Lowcock is a senior fellow at the Center for Global Development, a nonprofit think tank based in Washington, D.C., and London, which focuses on international development.
"Deeply saddened by the loss of life caused by this morning's #earthquake," the UN refugee agency in Syria tweeted, adding that it was "actively coordinating a response with #UN Agencies and other humanitarian actors to deliver assistance and support to those in need in Syria."
In northern Syria's Aleppo and Idlib, thousands of buildings, including two hospitals, collapsed during the earthquake, which was felt as far away as Lebanon.
Millions of Syrians have been displaced by the long-running war in northern Syria, which poses huge humanitarian needs.
Rescue teams have been hindered by snow and rain, and many of their families are believed to be buried under collapsed buildings.
In response to an official request for international assistance from Ankara, the UN Children's Fund (UNICEF) confirmed it was willing to assist.
"Our hearts and thoughts are with the children and families in Türkiye and Syria affected by the devastating earthquakes. Our deepest condolences to those who lost loved ones," said UNICEF Executive Director Catherine Russell.
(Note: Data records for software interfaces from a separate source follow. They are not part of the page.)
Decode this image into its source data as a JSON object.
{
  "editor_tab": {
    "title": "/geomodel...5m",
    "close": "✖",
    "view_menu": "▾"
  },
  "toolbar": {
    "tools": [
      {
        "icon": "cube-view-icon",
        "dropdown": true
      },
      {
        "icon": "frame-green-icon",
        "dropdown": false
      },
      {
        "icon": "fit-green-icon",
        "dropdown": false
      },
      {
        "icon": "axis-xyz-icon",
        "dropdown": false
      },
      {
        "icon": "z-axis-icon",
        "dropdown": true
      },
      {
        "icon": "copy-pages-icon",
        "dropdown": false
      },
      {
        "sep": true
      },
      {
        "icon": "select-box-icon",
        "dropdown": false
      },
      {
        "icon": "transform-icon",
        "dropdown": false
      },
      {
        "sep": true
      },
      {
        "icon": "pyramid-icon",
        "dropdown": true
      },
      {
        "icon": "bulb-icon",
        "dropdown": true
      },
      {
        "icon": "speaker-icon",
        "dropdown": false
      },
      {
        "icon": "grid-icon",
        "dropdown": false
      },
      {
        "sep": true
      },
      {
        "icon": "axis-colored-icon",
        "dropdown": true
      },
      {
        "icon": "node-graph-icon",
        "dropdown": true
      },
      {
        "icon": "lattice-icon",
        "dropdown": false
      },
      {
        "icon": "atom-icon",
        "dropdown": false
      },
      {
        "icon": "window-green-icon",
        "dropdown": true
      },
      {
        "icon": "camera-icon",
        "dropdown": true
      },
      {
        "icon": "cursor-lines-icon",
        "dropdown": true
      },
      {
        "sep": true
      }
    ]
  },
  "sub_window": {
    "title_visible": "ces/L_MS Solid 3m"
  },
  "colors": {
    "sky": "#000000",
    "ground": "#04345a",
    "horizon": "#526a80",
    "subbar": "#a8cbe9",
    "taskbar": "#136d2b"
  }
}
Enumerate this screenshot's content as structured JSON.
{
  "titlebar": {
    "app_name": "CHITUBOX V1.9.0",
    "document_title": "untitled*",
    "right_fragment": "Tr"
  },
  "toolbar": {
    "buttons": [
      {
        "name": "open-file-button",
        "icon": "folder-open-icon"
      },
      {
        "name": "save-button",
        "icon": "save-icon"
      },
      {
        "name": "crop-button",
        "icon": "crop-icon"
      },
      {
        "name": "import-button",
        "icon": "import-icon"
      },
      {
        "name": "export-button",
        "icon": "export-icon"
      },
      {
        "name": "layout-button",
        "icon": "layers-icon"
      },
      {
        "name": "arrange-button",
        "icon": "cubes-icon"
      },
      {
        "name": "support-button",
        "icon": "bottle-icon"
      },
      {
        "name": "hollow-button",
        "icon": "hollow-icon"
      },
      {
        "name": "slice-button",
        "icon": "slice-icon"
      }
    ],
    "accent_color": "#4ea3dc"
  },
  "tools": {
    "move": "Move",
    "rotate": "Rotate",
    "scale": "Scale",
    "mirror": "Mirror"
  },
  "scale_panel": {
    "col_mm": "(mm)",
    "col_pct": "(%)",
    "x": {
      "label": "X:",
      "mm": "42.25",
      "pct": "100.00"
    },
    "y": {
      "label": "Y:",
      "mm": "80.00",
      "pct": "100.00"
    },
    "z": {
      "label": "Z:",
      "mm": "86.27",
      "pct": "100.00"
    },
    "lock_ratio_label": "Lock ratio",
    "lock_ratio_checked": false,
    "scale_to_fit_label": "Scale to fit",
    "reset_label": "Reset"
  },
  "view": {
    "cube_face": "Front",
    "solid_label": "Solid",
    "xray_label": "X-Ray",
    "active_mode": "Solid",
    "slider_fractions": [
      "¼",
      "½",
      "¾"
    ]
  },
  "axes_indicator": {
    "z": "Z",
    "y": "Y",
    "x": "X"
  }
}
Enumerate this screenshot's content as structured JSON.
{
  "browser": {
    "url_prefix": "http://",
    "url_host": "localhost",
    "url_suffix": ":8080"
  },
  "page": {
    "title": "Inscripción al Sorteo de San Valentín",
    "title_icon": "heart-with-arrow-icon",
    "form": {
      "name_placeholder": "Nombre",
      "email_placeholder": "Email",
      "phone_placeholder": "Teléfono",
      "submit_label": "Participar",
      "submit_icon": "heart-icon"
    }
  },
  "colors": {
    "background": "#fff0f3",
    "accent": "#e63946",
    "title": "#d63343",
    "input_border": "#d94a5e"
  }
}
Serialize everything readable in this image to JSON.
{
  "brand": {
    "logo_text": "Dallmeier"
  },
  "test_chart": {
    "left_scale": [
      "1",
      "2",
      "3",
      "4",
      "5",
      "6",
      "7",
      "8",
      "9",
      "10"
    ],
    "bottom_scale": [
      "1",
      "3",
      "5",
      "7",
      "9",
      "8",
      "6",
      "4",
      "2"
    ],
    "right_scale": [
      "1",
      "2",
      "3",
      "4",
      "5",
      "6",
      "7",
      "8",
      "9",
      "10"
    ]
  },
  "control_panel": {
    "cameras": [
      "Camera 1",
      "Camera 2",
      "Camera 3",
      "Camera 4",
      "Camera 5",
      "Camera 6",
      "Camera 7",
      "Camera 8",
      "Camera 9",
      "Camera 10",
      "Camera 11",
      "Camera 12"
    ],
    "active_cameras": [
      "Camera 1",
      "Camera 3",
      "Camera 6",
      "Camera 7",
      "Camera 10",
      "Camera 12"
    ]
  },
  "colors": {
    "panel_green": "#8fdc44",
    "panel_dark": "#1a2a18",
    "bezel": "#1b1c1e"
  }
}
The United Nations International Organization for Migration (IOM) said that its warehouse in Gaziantep had prepared non-food items and essential relief ready for deployment. "IOM teams are also doing on-the-ground assessments to inform the response," said its spokesperson Safa Msehli. ■